One frustration, however, is that many of the fitness tests and extra features are locked behind a pay wall, which feels a little miserly. Unlocking them all costs only about £7, but I still feel like these should have come bundled with the OH1.
The Polar OH1 will also pair with wearables such as the Apple Watch Series 3 over Bluetooth – which might sound like a strange choice considering the Apple Watch has its own HRM. But, as I mentioned earlier, wearing a fitness tracker on your wrist can be a problem if, like me, you wear wrist wraps in the gym.
In the past, this meant I’d wear the Apple Watch higher up my forearm to leave space for my wraps, but this impacts the heart rate readings. So during testing, I placed the Polar OH1 on my upper arm, the Apple Watch a little higher up my wrist, and then the wrist wraps as usual. It’s undoubtedly a rather cumbersome look, but it did allow me to get heart rate readings during my powerlifting sessions – which proved a surprisingly effective test of the OH1’s abilities.
Note that the OH1 supports Bluetooth but not ANT+, so it won’t pair with wearables that support only the latter – many of Garmin’s running watches, for example. The Polar OH1 can also store 200 hours of heart rate data directly, so you can have a workout without a paired device and still sync your heart rate data afterwards.
Polar OH1 – Heart rate readings
I wore the OH1 for a multitude of workouts, including runs, powerlifting, olympic lifting and some boxing bag work, using various pairing configurations: with Strava, with Polar Beat and with the Apple Watch’s Workout app. Across the various exercises, I found readings were consistently accurate and compared well with a chest strap.
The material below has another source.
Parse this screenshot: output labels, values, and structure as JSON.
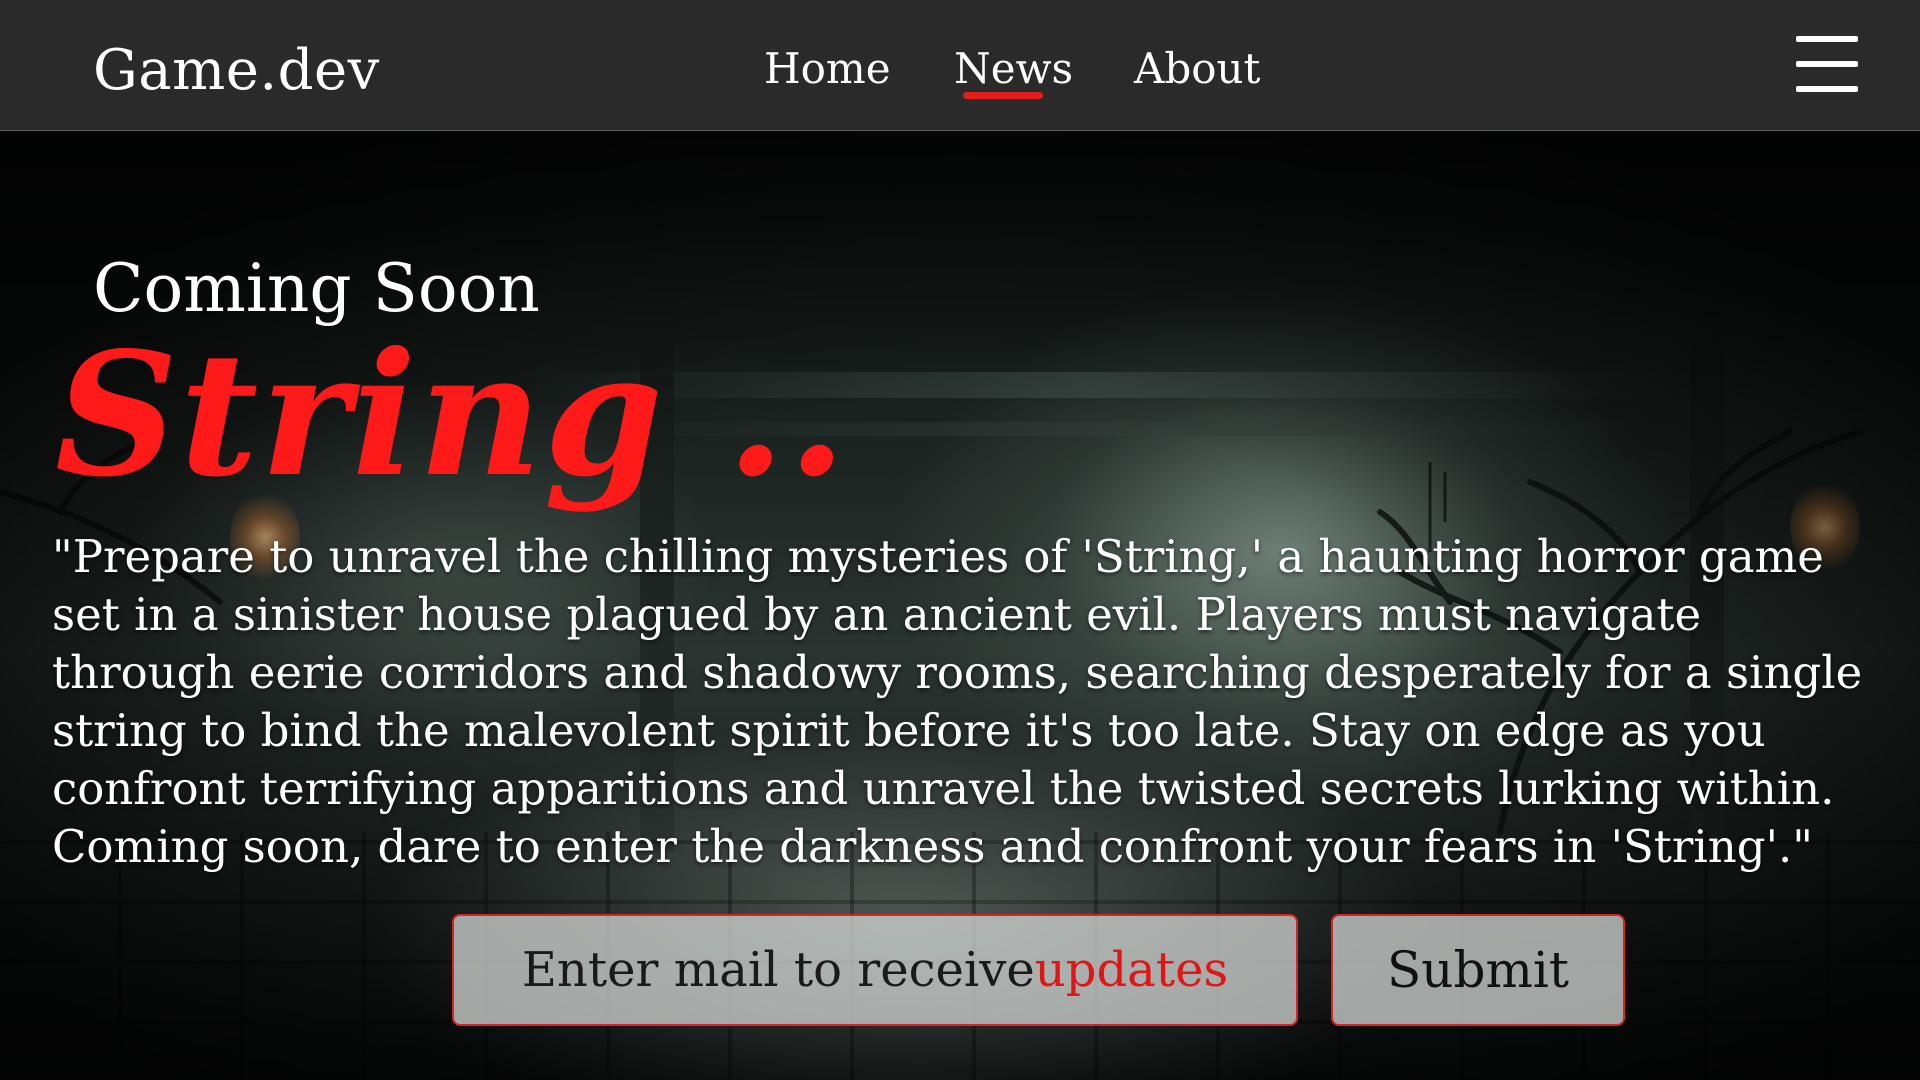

For consistency, it really helps that the OH1 isn’t prone to moving around. This is especially true in more explosive exercises such as sprinting or olympic lifting, which always cause wrist wearables to jump around your wrist.
It turns out that heavy squats or deadlifts are also a great way to test the refresh rate of a heart rate sensor. In the past, I assumed HIIT sprints would be the quickest way to elevate your heart rate, but even a burst of acceleration still takes a good 5-10 seconds to get your heart rate up. A heavy one rep maximum squat can get you there in less than five seconds. While it doesn’t elevate your heart rate as high as an all-out sprint, it can take you up to 80-85% very rapidly.
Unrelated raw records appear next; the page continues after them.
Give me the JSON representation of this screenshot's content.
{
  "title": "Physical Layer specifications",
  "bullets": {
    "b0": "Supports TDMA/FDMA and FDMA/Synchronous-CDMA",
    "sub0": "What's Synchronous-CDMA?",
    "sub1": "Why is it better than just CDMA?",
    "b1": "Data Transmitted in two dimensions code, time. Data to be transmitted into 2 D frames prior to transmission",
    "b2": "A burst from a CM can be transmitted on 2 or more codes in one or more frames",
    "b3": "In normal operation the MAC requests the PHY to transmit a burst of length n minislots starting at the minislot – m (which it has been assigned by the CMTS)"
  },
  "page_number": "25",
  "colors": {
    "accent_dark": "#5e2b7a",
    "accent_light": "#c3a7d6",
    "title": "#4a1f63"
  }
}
In this regard, I was happy to see the heart rate reading from the Polar OH1 quickly refresh to reflect this effort. The Garmin Vivosport I also had on my wrist took several seconds to take note of that increased effort.
In the end, I’ve also begun using the OH1 to record my recovery periods in between sets, letting my heart rate tell me when I’m ready to go again, rather than just playing it by ear. The OH1 isn’t going to be a direct replacement for an ECG-based chest strap, but it isn’t far off – and is certainly a great compromise for anyone but professional athletes. Its strength really lies in its versatility and application across different sports.
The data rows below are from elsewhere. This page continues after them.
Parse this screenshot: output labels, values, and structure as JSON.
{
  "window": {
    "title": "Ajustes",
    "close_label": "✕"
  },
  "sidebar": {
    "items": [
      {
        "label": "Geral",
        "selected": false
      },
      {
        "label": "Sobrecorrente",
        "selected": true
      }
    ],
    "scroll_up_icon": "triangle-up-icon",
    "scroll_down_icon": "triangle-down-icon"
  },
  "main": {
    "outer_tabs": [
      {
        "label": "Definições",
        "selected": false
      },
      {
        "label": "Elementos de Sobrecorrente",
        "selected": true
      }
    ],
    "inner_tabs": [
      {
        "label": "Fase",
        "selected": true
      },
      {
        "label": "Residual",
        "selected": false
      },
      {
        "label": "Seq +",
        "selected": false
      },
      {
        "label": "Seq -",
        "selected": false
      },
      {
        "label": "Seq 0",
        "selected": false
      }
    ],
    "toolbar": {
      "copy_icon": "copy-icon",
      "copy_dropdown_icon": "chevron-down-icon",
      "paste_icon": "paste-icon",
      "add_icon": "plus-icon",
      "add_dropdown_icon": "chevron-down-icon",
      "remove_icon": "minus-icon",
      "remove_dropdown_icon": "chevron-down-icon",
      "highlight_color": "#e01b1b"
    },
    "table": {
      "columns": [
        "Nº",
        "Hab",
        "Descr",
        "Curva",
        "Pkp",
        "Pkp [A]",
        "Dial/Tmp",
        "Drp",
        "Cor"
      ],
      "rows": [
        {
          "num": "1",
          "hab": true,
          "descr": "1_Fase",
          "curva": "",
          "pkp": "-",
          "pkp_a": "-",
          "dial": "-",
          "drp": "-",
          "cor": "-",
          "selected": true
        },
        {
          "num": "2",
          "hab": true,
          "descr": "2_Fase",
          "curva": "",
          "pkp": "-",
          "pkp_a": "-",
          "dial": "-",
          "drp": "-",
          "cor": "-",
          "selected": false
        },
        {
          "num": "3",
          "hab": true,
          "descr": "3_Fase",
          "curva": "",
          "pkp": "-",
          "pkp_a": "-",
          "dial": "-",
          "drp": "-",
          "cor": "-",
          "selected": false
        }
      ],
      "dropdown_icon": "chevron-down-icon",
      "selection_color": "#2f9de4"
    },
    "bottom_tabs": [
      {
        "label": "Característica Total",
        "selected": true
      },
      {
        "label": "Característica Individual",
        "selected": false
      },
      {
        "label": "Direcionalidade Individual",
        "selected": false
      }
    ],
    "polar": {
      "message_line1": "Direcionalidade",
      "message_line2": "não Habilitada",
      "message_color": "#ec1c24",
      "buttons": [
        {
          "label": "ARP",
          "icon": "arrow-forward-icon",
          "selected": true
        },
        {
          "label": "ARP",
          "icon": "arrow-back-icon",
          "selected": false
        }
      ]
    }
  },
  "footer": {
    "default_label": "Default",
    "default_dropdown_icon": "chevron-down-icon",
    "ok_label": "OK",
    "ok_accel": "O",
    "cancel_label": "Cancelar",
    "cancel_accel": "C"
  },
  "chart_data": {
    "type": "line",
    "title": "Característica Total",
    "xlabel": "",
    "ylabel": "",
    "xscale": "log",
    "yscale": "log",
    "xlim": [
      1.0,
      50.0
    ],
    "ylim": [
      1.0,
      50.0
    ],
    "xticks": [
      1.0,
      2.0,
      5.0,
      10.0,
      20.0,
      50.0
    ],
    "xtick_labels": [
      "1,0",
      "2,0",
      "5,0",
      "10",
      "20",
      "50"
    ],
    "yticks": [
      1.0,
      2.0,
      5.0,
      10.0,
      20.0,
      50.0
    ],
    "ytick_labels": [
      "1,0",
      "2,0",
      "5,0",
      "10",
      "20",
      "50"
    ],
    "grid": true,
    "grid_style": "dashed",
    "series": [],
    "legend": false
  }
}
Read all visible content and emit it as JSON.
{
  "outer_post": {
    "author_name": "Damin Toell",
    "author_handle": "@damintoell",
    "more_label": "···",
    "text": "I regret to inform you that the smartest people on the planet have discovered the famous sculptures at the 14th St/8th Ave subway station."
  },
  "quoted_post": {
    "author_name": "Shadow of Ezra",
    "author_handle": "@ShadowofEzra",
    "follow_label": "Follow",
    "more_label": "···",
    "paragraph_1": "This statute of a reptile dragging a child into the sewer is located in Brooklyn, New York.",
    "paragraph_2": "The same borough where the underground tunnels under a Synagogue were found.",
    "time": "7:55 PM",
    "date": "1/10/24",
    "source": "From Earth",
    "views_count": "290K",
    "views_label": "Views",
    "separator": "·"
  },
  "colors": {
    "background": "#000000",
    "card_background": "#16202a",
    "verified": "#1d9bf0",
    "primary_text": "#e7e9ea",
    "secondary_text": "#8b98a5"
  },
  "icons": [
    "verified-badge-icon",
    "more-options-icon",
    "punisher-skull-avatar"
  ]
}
Polar OH1 – Battery life and charging
You can expect about 12 hours of battery life from a single charge, which should get you through a week or two of workouts. Charging requires you to pop the sensor out of its holder and into a USB charging dock. The 12-hour measurement seemed about right based on my usage.
Why buy the Polar OH1?
If you’re not a fan of chest straps and feel under-served by optical HRMs for your wrist, the Polar OH1 is an excellent middle-ground. The form factor is far more convenient and comfortable, and the accuracy is markedly improved over what you’ll see from a wrist-worn device.
At £70, the Polar OH1 is a little expensive, especially as you might want to then pay for the in-app purchases in the optional Polar Beat app. Otherwise, the Polar OH1 is an excellent heart rate monitor that applies itself well to a range of sports and workouts. If you’re after a chest-based HRM, consider the Wahoo Fitness Tickr X.
The Polar OH1’s innovative form factor and wearing method make it super-comfortable and convenient.